Owned by Cornelius Vanderbilt (C.V.) Whitney of New York, Equipoise raced 16 times as a 2-year-old and won 8 races in 1930. Dubbed the ‘Chocolate Soldier’, the dark chestnut won his first stakes race at Belmont Park. He won the Pimlico Futurity at the end of his juvenile season. While no formal awards were given for Thoroughbred racing in 1930, Equipoise was regarded as one of the two best juveniles that year competing against a superior crop of 2-year-olds.
Equipoise was the winter favorite for the Kentucky Derby, but by late April he was reported to be suffering from a kidney ailment. Equipoise still ran in the Preakness, which was a week before the Derby at that time, finishing fourth. A week later he withdrew from the Derby and did not race again as a 3-year-old.
Back as a 4-year-old, Equipoise won 10 of 14 starts, including the Metropolitan Handicap at Belmont Park. He set a world record at Arlington Park, running 1 mile in 1:34.40, when winning the Delevan Purse. Equipoise would go on to win the Whitney Stakes to solidify his status as the best horse in the older horse division.
At age five, Equipoise won six straight races and seven overall, including the Metropolitan Handicap, Suburban Handicap, and Hawthorne Gold Cup.

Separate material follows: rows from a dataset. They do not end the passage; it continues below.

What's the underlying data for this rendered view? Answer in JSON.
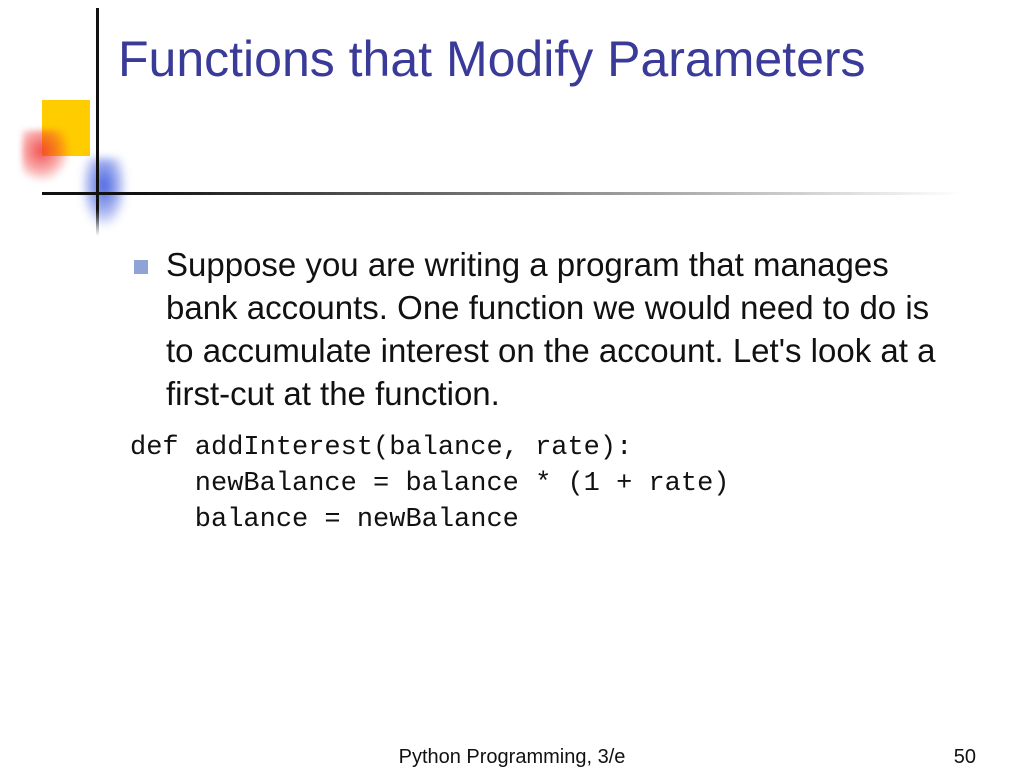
{
  "title": "Functions that Modify Parameters",
  "bullet": "Suppose you are writing a program that manages bank accounts. One function we would need to do is to accumulate interest on the account. Let's look at a first-cut at the function.",
  "code": "def addInterest(balance, rate):\n    newBalance = balance * (1 + rate)\n    balance = newBalance",
  "footer": {
    "center": "Python Programming, 3/e",
    "page": "50"
  }
}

At age six, he won a pair of races in the spring before resting a tendon injury over the summer. He came back to face the highly-regarded Gallant Sir in the Hawthorne Gold Cup and won by two lengths. He then won the Saratoga Cup.

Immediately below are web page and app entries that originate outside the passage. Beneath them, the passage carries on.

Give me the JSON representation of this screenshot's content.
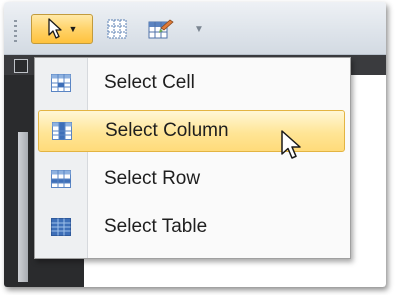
{
  "toolbar": {
    "buttons": [
      {
        "icon": "select-arrow-icon",
        "has_dropdown": true,
        "highlighted": true
      },
      {
        "icon": "grid-icon"
      },
      {
        "icon": "table-brush-icon"
      },
      {
        "icon": "more-dropdown-icon"
      }
    ]
  },
  "menu": {
    "items": [
      {
        "label": "Select Cell",
        "icon": "table-cell-icon"
      },
      {
        "label": "Select Column",
        "icon": "table-column-icon",
        "highlighted": true
      },
      {
        "label": "Select Row",
        "icon": "table-row-icon"
      },
      {
        "label": "Select Table",
        "icon": "table-icon"
      }
    ]
  },
  "colors": {
    "highlight": "#ffd36a",
    "menu_background": "#fafafa",
    "document_background": "#2a2b2d"
  }
}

Nearing the end of his racing career in 1935, the seven-year-old Equipoise was sent to California for the inaugural running of the world’s richest race, the Santa Anita Handicap, finishing seventh in what would be his final race.

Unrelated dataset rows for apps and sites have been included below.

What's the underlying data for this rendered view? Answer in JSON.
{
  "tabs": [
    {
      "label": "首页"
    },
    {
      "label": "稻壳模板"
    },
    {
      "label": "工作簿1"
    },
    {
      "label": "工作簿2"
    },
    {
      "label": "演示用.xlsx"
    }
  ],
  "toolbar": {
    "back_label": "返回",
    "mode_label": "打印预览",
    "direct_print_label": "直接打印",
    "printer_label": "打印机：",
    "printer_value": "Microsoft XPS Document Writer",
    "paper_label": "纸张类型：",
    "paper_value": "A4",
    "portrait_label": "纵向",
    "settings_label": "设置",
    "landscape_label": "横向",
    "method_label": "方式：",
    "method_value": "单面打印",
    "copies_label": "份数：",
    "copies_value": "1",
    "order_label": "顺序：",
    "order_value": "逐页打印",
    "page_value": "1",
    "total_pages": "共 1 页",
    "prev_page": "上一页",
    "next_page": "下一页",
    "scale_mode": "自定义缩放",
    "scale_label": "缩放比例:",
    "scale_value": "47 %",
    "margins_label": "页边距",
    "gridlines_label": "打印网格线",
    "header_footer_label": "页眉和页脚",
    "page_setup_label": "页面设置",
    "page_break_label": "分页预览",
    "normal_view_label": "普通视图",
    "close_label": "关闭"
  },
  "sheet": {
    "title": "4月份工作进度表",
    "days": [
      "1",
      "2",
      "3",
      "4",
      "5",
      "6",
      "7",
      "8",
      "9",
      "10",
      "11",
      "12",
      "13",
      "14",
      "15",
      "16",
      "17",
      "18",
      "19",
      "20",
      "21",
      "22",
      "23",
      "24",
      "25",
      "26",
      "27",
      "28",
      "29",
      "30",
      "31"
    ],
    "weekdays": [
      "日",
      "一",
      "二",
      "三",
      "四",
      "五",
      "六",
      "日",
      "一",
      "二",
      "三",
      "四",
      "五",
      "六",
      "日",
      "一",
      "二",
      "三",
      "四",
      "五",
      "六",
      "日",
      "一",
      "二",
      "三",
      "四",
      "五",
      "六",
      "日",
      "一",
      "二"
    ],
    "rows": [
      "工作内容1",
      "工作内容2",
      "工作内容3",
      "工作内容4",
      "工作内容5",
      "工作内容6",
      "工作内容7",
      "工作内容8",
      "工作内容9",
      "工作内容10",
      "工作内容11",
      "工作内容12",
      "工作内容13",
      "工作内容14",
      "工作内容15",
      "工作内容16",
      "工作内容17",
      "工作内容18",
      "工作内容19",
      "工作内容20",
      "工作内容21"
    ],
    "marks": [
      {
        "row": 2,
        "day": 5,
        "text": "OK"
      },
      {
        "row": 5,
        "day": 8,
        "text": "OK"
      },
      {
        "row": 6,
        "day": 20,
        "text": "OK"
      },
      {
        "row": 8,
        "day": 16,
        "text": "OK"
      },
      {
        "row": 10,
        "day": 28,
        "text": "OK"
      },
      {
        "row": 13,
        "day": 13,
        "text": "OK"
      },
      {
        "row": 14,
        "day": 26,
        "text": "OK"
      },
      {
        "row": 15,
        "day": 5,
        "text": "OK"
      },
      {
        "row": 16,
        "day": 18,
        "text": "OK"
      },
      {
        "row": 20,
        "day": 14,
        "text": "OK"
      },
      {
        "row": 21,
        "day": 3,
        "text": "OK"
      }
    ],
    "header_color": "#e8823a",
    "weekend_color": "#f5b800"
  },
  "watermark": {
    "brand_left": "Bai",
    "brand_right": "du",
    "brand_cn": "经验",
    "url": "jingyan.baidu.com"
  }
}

Though Eclipse Awards were not handed out at this time, Equipoise was later regarded as Horse of the Year in 1932 and 1933, and the best older horse of 1934.
Equipoise stood as a stallion for only four seasons before his death on August 4, 1938, at the age of 10. Four years later he was America’s leading sire as his progeny had great success including Shut Out, who won the Kentucky Derby and Preakness Stakes. He was inducted into the Hall of Fame in 1957.